On principle, I do not follow *shudder* President Trump on Twitter, but even I didn't miss his SEE YOU IN COURT tweet that he published after his discriminatory Muslim ban was blocked by a federal court in California, after it was halted by a judge in Washington. While this tweet showed a surprising grasp of the judicial system for a man who may think Fredrick Douglass is still alive, the whole case raised some questions for me. Why did one federal judge in Washington, and later a circuit court in California, have the power to block a ruling across the nation?
For the answer to that question, we have to go all the way back to 1803, and the landmark Marbury v. Madison case. This decision, authored by Chief Justice John Marshall, gave federal courts and the Supreme Court the power of judicial review, allowing them to strike down laws passed by Congress (or the President) that were in violation of the Constitution. Usually, Americans only hear about the Supreme Court striking down laws, but that is only because it's the last step for people. Federal courts all around our country strike down unconstitutional federal laws all the time. Many times, these rulings do not make the news. But with Trump, everything makes the news.
In the past courts have chosen not to rule on matters of national security, because so much of the information is confidential. But that did not stop a federal judge in Washington state from freezing the enforcement of the two bans included in Trump's Executive Order. The administration then appealed this decision to the Ninth Circuit Court, headquartered in foggy San Francisco.
Originally, Justice Robart in Washington had filed a temporary restraining order on the ban, which is intended for situation where the short term damage from an unconstitutional law would be irreversible. These orders are usually only in place for around 2 weeks, but the administration decided to fight it almost immediately, sending the case directly to the Ninth Circuit.

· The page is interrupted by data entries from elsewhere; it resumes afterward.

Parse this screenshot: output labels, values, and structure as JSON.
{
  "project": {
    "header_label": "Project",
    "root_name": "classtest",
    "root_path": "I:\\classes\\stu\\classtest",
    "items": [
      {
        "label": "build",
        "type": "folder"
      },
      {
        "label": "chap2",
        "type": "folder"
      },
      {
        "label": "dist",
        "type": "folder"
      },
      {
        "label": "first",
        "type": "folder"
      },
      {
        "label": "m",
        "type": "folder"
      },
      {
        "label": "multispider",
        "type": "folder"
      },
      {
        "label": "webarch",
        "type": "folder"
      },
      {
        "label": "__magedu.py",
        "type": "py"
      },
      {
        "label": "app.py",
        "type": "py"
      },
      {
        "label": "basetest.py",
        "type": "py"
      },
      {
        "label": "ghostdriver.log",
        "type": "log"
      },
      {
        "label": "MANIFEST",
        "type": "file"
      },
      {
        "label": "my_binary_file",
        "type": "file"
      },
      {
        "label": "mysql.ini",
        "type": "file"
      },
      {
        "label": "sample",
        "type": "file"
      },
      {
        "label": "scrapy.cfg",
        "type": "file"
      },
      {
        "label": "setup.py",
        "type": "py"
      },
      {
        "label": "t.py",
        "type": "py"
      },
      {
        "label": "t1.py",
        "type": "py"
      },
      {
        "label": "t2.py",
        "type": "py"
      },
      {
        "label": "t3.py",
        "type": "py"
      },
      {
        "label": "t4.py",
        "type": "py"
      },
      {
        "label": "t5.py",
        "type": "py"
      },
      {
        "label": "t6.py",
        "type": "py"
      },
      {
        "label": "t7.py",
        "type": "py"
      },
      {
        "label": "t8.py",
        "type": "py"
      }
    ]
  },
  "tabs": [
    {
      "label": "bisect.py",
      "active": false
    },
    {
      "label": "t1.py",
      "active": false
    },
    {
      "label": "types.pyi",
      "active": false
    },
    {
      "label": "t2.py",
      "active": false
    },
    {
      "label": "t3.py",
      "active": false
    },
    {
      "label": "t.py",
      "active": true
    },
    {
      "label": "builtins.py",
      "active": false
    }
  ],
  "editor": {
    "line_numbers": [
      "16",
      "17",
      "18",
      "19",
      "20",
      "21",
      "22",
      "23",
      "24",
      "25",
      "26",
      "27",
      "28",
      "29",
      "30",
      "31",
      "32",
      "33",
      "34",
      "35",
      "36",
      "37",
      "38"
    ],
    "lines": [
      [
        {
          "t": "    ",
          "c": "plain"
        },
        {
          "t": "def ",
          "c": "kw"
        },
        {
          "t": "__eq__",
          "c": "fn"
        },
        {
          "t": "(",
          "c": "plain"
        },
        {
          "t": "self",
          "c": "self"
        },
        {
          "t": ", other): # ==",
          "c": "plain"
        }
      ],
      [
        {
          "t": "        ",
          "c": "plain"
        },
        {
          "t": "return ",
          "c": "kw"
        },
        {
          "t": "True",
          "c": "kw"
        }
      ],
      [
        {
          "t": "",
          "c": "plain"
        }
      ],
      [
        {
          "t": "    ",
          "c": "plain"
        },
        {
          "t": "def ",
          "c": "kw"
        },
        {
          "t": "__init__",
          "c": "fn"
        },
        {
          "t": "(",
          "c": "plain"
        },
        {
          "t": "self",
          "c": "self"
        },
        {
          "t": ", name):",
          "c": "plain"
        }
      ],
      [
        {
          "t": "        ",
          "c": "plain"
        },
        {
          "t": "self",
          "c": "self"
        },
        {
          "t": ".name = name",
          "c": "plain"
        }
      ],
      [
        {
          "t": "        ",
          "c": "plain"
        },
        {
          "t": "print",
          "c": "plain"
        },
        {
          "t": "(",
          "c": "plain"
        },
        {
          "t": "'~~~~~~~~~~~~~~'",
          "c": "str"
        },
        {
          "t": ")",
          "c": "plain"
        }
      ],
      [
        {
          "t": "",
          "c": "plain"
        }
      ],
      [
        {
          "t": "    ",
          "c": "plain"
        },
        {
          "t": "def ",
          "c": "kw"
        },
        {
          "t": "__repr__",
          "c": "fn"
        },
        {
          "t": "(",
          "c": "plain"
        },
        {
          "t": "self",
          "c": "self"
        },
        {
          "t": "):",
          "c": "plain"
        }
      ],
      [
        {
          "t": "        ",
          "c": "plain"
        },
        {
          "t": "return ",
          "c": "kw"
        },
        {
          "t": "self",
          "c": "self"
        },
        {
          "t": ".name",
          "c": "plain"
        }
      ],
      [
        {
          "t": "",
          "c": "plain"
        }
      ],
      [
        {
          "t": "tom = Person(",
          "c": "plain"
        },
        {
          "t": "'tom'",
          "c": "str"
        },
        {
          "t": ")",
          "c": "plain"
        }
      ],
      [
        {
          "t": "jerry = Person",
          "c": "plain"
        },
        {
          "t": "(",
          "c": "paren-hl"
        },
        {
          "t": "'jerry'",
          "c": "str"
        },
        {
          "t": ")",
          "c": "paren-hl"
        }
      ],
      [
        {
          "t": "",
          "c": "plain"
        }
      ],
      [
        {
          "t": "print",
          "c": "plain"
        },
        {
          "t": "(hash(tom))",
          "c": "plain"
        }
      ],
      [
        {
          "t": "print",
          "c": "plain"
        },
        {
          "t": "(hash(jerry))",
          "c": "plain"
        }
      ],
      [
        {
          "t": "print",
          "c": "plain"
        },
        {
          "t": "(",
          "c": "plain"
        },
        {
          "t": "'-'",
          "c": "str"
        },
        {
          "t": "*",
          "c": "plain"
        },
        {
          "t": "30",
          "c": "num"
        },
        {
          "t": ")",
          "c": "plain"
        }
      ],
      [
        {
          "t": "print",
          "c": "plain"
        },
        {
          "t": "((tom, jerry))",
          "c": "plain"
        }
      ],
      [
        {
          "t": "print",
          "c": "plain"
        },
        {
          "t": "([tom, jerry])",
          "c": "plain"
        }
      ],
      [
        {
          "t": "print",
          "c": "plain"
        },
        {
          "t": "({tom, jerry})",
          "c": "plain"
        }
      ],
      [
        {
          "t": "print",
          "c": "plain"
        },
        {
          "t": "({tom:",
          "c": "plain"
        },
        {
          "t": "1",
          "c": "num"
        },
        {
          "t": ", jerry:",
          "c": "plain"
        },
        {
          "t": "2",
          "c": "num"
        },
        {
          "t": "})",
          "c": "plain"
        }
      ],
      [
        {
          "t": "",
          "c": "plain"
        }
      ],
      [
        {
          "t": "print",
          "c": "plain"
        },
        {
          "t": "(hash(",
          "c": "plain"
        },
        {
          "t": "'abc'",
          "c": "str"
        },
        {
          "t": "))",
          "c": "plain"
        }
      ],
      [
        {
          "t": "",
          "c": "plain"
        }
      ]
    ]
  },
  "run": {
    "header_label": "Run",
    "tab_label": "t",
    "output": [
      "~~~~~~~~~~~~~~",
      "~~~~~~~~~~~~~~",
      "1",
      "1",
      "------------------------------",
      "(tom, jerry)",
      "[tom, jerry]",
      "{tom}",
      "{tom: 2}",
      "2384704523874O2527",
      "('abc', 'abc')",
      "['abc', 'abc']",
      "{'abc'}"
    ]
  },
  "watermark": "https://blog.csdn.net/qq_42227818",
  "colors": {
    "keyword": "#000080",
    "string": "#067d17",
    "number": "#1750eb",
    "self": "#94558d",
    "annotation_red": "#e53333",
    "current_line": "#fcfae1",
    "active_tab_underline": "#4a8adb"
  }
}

The Ninth Circuit unanimously ruled that the government had shown no compelling evidence for the necessity of the bill from a national security standpoint. While the court agreed that the president should be allowed deference in national security situations, they stopped short of agreeing with President Trump, who argued that the court should have no say in situations of national security.

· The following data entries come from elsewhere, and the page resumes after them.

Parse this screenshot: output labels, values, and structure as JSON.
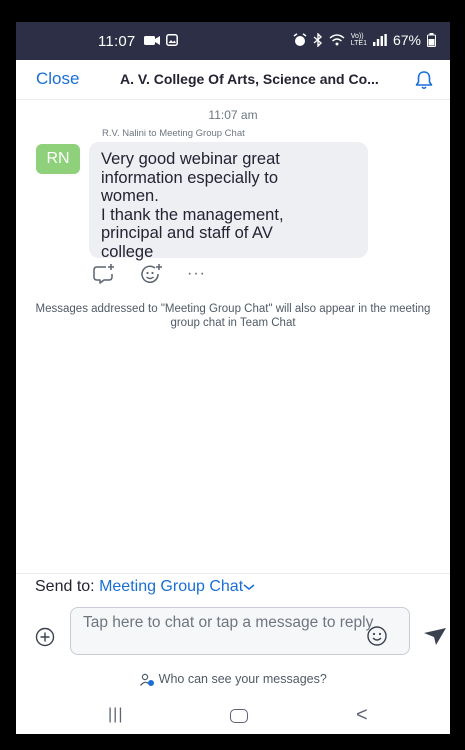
{
  "status_bar": {
    "time": "11:07",
    "network_label": "Vo))\nLTE1",
    "battery": "67%"
  },
  "header": {
    "close_label": "Close",
    "title": "A. V. College Of Arts, Science and Co..."
  },
  "messages": {
    "timestamp": "11:07 am",
    "sender_line": "R.V. Nalini to Meeting Group Chat",
    "avatar_initials": "RN",
    "avatar_color": "#8fd07a",
    "bubble_lines": [
      "Very good webinar great",
      "information especially to",
      "women.",
      "I thank the management,",
      "principal and staff of AV",
      "college"
    ],
    "more_label": "···"
  },
  "notice": "Messages addressed to \"Meeting Group Chat\" will also appear in the meeting group chat in Team Chat",
  "composer": {
    "send_to_label": "Send to:",
    "send_to_target": "Meeting Group Chat",
    "input_placeholder": "Tap here to chat or tap a message to reply",
    "who_label": "Who can see your messages?"
  },
  "nav": {
    "recent_glyph": "|||",
    "back_glyph": "<"
  },
  "colors": {
    "accent": "#1a6fd6",
    "status_bar": "#2c2f45"
  }
}
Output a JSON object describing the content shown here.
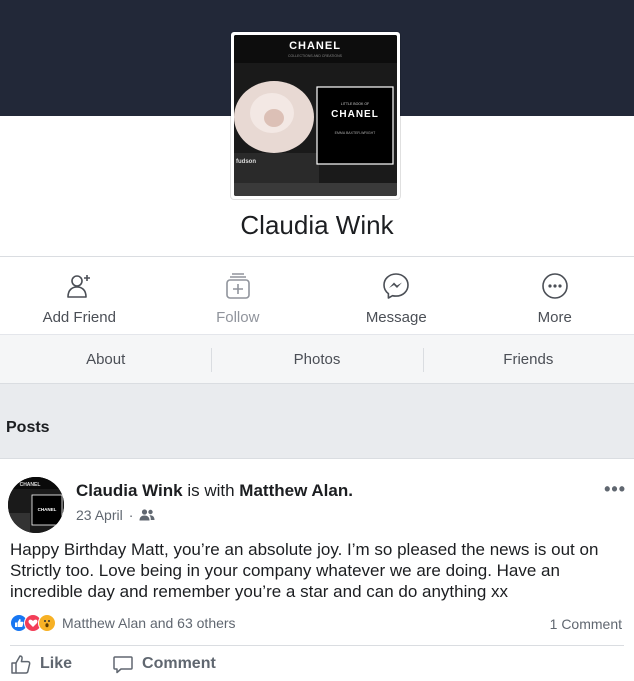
{
  "profile": {
    "name": "Claudia Wink",
    "picture": {
      "brand_top": "CHANEL",
      "brand_top_sub": "COLLECTIONS AND CREATIONS",
      "book_small": "LITTLE BOOK OF",
      "book_brand": "CHANEL",
      "book_author": "EMMA BAXTER-WRIGHT",
      "spine_text": "fudson"
    }
  },
  "actions": [
    {
      "label": "Add Friend",
      "icon": "add-friend-icon"
    },
    {
      "label": "Follow",
      "icon": "follow-icon"
    },
    {
      "label": "Message",
      "icon": "messenger-icon"
    },
    {
      "label": "More",
      "icon": "more-icon"
    }
  ],
  "tabs": [
    "About",
    "Photos",
    "Friends"
  ],
  "section": {
    "title": "Posts"
  },
  "post": {
    "author": "Claudia Wink",
    "with_text": "is with",
    "tagged": "Matthew Alan.",
    "date": "23 April",
    "audience_icon": "friends-icon",
    "text": "Happy Birthday Matt, you’re an absolute joy. I’m so pleased the news is out on Strictly too. Love being in your company whatever we are doing. Have an incredible day and remember you’re a star and can do anything xx",
    "reactions_text": "Matthew Alan and 63 others",
    "comments_text": "1 Comment",
    "like_label": "Like",
    "comment_label": "Comment",
    "avatar": {
      "brand_top": "CHANEL",
      "brand_inner": "CHANEL"
    }
  }
}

Clearly, President Trump doesn't agree with that, and is planning to take this fight all the way to the Supreme Court. This is not a great move on his part, since if the court is split 4-4 in their decision, the Ninth Circuit ruling would stand. But the move to bar legal green card holders from seven Muslim countries has likely doomed the bill legally.
This case was brought by Washington and Minnesota, with the states arguing that this ban harmed individuals, businesses and universities. Following the ruling, the State Department began allowing people with valid visas from the seven banned countries to travel to the United States. The Trump administration now has a limited amount of time where they can ask the Ninth Circuit for a review of the decision, or they can appeal directly to the Supreme Court. So I guess, ultimately, we will see Trump in court.